» **TRY IT**
Below are the records; copy each line in which "caption" occurs.
____ INFORMATION PROVIDED
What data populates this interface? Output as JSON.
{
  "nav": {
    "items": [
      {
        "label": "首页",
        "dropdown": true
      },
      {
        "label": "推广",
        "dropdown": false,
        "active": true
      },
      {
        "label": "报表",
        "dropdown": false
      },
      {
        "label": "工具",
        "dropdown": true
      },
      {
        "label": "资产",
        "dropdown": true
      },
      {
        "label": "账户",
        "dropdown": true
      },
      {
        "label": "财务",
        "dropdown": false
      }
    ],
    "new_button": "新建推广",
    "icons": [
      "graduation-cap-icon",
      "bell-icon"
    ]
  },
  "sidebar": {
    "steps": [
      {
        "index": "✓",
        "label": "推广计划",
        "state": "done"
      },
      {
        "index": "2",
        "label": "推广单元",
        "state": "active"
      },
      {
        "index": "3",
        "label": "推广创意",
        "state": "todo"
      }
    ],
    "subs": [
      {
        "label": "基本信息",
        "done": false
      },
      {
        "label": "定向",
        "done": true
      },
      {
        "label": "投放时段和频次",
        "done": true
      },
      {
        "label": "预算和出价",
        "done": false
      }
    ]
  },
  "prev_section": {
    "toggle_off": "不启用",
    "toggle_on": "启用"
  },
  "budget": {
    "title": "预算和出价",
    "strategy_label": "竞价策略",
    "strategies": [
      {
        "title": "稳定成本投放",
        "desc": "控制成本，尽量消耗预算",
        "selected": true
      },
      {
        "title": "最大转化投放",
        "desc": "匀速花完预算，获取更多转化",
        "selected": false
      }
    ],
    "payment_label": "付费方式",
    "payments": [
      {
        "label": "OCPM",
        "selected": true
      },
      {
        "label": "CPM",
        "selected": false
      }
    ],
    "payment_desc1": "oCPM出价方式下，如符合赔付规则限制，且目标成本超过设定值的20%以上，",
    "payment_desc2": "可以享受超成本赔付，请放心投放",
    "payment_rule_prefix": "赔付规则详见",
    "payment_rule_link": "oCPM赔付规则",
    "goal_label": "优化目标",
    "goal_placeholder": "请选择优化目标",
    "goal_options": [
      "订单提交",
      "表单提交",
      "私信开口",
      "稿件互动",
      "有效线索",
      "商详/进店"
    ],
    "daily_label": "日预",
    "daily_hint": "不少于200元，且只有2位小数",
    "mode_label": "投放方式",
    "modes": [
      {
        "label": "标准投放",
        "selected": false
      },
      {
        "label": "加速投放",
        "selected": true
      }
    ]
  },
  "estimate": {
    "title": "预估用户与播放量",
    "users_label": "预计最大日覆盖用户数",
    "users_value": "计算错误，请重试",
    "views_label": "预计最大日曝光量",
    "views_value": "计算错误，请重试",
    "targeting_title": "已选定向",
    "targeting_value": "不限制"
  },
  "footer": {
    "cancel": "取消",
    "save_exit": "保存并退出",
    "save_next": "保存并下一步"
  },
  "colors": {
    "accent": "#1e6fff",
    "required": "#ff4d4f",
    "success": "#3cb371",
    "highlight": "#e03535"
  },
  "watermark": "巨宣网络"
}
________
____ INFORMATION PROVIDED
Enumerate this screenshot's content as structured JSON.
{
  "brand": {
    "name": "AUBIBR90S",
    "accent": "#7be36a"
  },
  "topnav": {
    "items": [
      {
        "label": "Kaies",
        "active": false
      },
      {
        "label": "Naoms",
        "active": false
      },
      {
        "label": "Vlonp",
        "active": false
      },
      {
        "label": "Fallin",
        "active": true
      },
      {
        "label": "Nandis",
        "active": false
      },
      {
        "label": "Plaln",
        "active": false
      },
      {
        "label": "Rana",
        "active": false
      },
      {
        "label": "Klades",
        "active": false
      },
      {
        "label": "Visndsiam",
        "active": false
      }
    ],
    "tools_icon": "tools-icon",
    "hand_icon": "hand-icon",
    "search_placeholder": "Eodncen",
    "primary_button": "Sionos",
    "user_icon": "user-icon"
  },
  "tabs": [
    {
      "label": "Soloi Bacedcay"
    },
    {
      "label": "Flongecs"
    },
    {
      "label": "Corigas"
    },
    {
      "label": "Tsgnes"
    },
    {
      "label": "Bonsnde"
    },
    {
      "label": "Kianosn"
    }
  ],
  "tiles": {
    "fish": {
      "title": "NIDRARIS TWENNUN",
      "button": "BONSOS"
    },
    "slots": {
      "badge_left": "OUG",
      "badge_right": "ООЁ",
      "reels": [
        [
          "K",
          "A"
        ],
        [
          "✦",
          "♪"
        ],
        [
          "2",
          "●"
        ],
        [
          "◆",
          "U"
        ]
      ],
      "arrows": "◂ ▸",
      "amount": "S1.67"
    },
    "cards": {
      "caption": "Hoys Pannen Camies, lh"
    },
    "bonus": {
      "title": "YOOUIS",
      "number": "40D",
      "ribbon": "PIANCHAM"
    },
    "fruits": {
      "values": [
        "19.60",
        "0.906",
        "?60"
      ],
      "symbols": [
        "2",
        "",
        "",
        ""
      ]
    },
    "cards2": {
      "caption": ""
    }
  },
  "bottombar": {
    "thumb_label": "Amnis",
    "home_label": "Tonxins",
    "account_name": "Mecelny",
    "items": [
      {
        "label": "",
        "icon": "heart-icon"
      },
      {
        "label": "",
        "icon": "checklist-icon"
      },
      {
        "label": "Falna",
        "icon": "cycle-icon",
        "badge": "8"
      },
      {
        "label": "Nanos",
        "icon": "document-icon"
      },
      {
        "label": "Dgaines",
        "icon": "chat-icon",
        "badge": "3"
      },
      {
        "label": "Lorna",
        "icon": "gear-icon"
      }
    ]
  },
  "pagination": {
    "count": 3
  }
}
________
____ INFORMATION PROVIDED
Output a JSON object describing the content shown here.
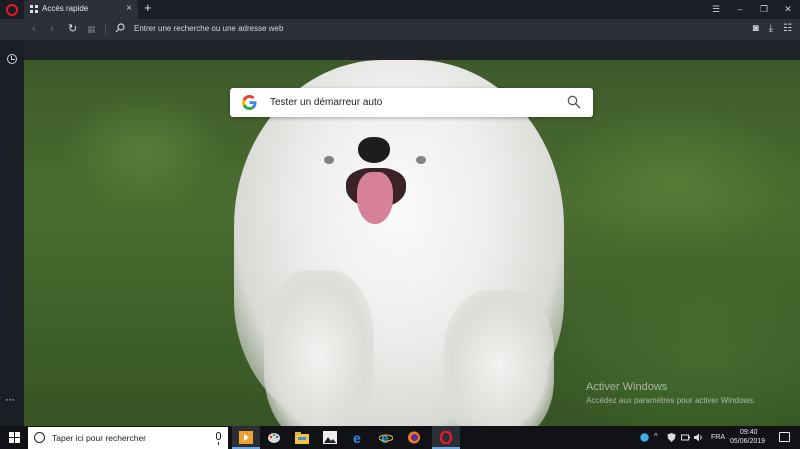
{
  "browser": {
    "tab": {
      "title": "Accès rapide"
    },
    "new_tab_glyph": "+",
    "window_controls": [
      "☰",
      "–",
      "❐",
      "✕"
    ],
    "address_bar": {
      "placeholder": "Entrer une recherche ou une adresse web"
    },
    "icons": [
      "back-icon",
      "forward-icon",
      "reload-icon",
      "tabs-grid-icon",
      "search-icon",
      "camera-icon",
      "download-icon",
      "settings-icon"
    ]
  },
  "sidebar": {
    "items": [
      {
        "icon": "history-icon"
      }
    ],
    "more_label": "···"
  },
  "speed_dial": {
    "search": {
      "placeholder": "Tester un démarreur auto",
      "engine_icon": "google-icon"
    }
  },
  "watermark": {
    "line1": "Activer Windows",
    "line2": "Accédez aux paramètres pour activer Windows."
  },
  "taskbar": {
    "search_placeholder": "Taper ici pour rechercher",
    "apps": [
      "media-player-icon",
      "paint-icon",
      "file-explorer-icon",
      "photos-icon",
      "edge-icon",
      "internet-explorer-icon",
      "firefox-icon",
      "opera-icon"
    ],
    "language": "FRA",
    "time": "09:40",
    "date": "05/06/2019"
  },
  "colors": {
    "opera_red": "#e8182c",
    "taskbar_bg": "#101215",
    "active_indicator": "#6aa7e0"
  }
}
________
» **EXERCISE OUTPUT**
      "caption": "Hoys Pannen Camies, lh"
      "caption": ""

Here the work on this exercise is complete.